I didn’t want to write on this… But I think it’s something we need to talk about.
Earlier today, Fox News covered the live event of a man involved in a high-speed car chase in Phoenix. Anchor Shepard Smith was giving moment-by-moment commentary on the chase, as apparently he does somewhat often. In a heartbreaking moment, the driver jumps out of his car, weaves through a field, looks around, then raises a gun to his head and pulls the trigger.
And Fox News aired it.
Now, I think I should make clear that while I’m not a fan of Fox News’ politics all the time, I don’t hate on them for sport. They’ve done some good reporting and offer some very good coverage. But this… This is atrocious. I’m horrified.
The moment the gun went to the man’s head, Shepard Smith starts insisting, “get off, get off, get off it! Get off it!” at which point ANY director or producer working in that control room could’ve switched cameras to Smith.
But they didn’t.
The Media Decoder at The New York Times explains:
Mr. Smith said on the air afterward: “When the guy pulled over and got out of the vehicle, we went on delay. So that’s why I didn’t talk for about 10 seconds. We created a five-second delay, as if you were to bleep back your DVR five seconds. That’s what we did with the picture we were showing you, so we would see in the studio what was happening five seconds before you did, so that if anything went horribly wrong, we’d be able to cut away from it without subjecting you to it.”
But the Fox control room did not cut away in time. Then, Mr. Smith realized, it was too late.
He leaned back in his chair, disgusted, and the network cut to a commercial break.
After the break, Mr. Smith apologized at length. “We really messed up,” he said. “And we’re all very sorry. That didn’t belong on TV.”
No, it did not belong on TV. So how did it get on the air with a 5 second delay?
Here’s how live news works:

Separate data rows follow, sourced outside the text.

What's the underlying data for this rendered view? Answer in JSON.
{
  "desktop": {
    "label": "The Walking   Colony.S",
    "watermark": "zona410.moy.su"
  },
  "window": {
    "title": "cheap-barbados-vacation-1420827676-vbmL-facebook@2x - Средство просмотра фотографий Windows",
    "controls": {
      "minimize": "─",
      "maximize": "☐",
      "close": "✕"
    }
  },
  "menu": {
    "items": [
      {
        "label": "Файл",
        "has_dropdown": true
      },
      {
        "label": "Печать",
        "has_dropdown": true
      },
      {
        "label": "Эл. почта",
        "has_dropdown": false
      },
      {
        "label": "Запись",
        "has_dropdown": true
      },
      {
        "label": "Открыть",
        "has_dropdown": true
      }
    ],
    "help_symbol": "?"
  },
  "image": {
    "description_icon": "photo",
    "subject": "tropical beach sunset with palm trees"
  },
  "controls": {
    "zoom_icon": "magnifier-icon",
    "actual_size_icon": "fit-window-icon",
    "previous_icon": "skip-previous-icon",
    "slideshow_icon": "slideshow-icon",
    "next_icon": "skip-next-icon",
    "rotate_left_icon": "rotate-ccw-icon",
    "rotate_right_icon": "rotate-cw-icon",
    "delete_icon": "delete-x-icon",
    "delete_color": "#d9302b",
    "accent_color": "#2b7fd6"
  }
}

There are a producer (or multiple producers) and a director in charge of what you see on television at any given moment. They say to the controllers, “Go to Studio” or “Go to helicopter” or “Go to commercial” or whatever terminology they’re using depending upon what they’re shooting. If for some reason in an emergency they don’t want to go back to the studio full-screen shot, they can go to black or to a commercial.
With a five second delay, just as Smith says, you have 5 seconds to cut away—to black, to commercial, to wherever. Count it out right now: one-thousand, two-thousand, three-thousand, four-thousand, five-thousand… It’s a long time. In that the time it took me to count it out, I picked up my phone, entered the password and was even able to hit a name in my Favorites and begin a call. Someone could have switched off the helicopter feed in time to prevent what may very well be this man’s death from airing on national television.
Upon seeing this horrifying footage, I got on the phone with a friend who has been producing live television for years. He explained, “Sure, there’s the off chance that both the director and producer were asleep at that moment. No matter what Shepard Smith says, the guys in the control room won’t cut away without word from a producer or director, even if the anchor is telling them to. But the truth is, what bleeds leads. I don’t know it for sure, but it seems like someone wanted that to air.”
My hunch is that they did do it on purpose. I know that’s a huge accusation to make. It certainly wasn’t a thought-out decision on the part of the director and/or producer in charge, it obviously happened in less than 5 seconds, but in knowing how control rooms work and how easily they can navigate from one feed to another, I think this has to have been intentional. Most likely, someone in charge hesitated in that moment, thinking “What should I do?” and instead of choosing to protect this man, his family, and the public, he or she let it run.
After all, what bleeds leads.
Editor’s note: the video embedded above is of Smith’s apology, not of the alleged perpetrator in the car chase.